Bit of a random update today. While I’ve been stuck at home with this chest infection, I’ve been listening to a podcast that I stumbled across while browsing the Paizo message boards.
Welcome to Night Vale is a twice-monthly podcast produced by Commonplace Books. It’s done in the style of community radio broadcasts for a small desert town. The only way I can think of to describe it is as public service announcements in the Twilight Zone. It’s incredibly surreal, and I fell in love with it instantly. In another couple of days or so I should be caught up on it (there are 26 episodes so far).
To give you an idea of what it’s like, here are a few excerpts from the first episode:
“A friendly desert community where the sun is hot, the moon is beautiful, and mysterious lights pass overhead while we all pretend to sleep. Welcome, to Night Vale.”
“Hello listeners. To start things off, I’ve been asked to read this brief notice. The city council announces the opening of a new dog park at the corner of Earl and Somerset, near the Ralph’s. They would like to remind everyone that dogs are not allowed in the dog park. People are not allowed in the dog park. It is possible you will see hooded figures in the dog park. Do not approach them. Do not approach the dog park. The fence is electrified and highly dangerous. Try not to look at the dog park, and especially do not look for any period of time at the hooded figures. The dog park will not harm you.”
“Just a reminder to all the parents out there. Let’s talk about safety when taking your children out to play in the scrublands and the sand wastes. You need to give them plenty of water, make sure there’s a shade tree in the area, and keep an eye on the helicopter colours. Are the unmarked helicopters circling the area black? Probably world government, not a good area for play that day. Are they blue? That’s the sheriff’s secret police, they’ll keep a good eye on your kids and hardly ever take one. Are they painted with complex murals depicting birds of prey diving? No one knows what those helicopters are, or what they want. Do not play in the area. Return to your homes and lock the doors until a sheriff’s secret policeman leaves a carnation on your porch to indicate the danger has passed. Cover your ears to blot out the screams. Also remember, Gatorade is basically soda, so give your kids plain old water and maybe some orange slices when they play.”
Although those are some of my favourite moments so far, the whole show has been excellent. The production is really well done. The show is narrated by Cecil Baldwin, who manages to strike the perfect tone for it. Combine Cecil’s narration with the atmospheric music layered in the background, and the complete effect is by turns amusing, and darkly disturbing. Often it’s both at once, and it’s always, always surreal. Another aspect of it that I really enjoy is the “Weather Report” segments. A little after the halfway point in each episode the narrator announces that it is time for the weather, at which point a song is played that has been chosen by the creators to be featured for that episode. While not all of them have been to my liking, it’s an interesting way to find new indie music.

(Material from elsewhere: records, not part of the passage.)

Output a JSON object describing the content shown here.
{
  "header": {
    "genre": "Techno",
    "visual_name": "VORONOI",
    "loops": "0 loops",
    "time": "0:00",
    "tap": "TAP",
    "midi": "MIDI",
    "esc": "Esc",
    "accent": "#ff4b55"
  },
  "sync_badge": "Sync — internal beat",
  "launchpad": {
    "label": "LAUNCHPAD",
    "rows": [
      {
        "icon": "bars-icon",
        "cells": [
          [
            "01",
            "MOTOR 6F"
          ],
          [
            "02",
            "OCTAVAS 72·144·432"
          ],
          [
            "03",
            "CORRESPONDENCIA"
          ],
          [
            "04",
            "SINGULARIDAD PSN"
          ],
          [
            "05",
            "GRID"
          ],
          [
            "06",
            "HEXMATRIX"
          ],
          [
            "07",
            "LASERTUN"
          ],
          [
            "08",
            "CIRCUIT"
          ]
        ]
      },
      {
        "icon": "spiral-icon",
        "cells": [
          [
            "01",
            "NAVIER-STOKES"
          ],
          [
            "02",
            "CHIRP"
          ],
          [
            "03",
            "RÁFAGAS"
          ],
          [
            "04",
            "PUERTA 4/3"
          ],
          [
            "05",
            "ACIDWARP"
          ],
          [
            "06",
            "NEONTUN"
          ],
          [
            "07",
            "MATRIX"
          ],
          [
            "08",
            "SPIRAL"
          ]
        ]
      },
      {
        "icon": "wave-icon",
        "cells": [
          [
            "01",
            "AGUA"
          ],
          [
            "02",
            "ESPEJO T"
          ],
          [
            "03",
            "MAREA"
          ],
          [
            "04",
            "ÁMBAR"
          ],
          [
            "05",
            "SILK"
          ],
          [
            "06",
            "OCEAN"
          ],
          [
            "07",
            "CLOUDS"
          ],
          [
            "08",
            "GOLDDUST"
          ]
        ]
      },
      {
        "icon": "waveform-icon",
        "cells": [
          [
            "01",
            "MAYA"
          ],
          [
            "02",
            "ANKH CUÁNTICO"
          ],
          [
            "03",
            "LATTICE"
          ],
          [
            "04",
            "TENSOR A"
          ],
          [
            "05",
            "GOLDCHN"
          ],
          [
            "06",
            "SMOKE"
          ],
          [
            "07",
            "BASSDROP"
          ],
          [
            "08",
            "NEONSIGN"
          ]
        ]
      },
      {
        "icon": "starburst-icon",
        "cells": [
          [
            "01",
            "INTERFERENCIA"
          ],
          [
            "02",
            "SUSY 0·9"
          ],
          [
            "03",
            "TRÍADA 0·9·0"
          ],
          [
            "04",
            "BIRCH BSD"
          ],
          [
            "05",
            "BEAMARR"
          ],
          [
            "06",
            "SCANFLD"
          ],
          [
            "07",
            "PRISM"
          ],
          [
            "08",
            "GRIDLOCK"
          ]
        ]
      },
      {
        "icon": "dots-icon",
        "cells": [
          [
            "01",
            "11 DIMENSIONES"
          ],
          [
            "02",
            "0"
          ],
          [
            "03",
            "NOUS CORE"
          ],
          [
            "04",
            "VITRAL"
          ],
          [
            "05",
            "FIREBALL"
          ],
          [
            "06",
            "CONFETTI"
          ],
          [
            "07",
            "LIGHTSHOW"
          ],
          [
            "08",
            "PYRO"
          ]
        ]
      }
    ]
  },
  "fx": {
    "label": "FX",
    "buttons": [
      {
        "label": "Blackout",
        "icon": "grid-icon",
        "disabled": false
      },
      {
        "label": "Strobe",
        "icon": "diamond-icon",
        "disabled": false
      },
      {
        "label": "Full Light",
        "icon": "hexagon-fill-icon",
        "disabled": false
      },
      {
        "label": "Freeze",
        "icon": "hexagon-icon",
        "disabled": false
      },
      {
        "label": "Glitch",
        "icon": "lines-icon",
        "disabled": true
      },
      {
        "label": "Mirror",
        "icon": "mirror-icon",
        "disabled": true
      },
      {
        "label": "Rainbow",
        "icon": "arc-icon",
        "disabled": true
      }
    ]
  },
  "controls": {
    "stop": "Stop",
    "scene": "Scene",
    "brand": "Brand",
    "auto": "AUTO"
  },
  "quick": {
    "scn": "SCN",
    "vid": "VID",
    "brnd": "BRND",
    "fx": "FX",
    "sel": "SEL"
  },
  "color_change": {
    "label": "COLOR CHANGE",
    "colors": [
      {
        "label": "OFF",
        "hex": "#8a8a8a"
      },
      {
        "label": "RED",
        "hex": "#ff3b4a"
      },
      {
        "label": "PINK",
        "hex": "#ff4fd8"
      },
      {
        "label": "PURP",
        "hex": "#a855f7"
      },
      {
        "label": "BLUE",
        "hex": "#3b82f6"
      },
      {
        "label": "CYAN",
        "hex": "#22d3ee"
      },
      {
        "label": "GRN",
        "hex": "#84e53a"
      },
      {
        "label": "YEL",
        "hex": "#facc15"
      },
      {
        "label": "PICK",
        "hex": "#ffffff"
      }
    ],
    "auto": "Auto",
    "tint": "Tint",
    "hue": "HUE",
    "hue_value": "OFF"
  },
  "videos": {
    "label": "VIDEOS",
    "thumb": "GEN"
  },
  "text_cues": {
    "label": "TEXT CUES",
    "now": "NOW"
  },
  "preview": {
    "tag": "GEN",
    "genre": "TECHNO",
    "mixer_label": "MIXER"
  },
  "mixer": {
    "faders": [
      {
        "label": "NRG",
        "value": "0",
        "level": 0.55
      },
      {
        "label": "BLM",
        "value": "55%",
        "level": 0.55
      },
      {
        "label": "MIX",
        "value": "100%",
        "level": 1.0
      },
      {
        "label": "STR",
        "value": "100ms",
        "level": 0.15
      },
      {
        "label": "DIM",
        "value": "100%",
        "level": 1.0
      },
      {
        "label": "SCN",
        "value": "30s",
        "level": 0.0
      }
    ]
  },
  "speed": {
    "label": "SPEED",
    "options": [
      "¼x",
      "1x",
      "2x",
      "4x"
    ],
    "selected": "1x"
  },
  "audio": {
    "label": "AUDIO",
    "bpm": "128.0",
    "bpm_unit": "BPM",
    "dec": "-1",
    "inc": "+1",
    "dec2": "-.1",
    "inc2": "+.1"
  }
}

Of course, I wouldn’t be posting this unless I could tie it back into gaming somehow. Thankfully, in this case, it’s easy. While listening to the show, I started to realise that the town of Night Vale would make a perfect setting for a game. Ideally I’d want to run it as a mix of subtle horror/sci-fi and humour, with a focus on investigation. The system needs to be one that focuses more on story than mechanics. My first thought was to use World of Darkness, keeping the player characters as mortals. While this would work well, WoD does have a lot of combat involved, though it is far more cinematic and far less complicated than Pathfinder or D&D combat. Given that I want to have a strong focus on investigation and role playing, and very little combat (or dice rolling in general), another option could be to use the FATE or FUDGE systems. These systems have a very strong focus on role playing over rules, and allow for a minimum of rolling. They are extremely flexible systems, almost completely customisable to allow for any level of complexity you want. I’d probably use FATE, because I’m a little more familiar with it, but it’s still very similar to FUDGE, which is to be expected given that it is a system that was derived from FUDGE in the first place. \
If I was to run this game, I’d probably try and work parts of the actual podcast into the game, queuing up the appropriate parts to play for the group. It could be used to set scenes, or provide little bits of background information for the players. Sadly getting this up and running is probably a bit of a pipedream at the moment, given that I’m still trying to get my homebrew Pathfinder written, and am also trying to get involved in some games that I can actually play in at the moment rather than running. I’d really rather avoid burning out on GMing again, which has happened to me before. Still, one day.
Anyway, I highly recommend giving Welcome to Night Vale a listen. If you like quirky, funny and somewhat disturbing tales, you might just like it.
That’s it from me for now. Take it easy, and keep the dice rolling.
Written while listening to Welcome to Night Vale (come on, surely it can’t be that surprising). Seriously, go and check it out right now. The link’s up in the second paragraph of this update, but in case you’re feeling to lazy to scroll up, here it is again: Welcome to Night Vale
If you enjoy it, and can afford to, please support the creators by making a donation so that they can keep producing it. I’ll be making a donation next pay day.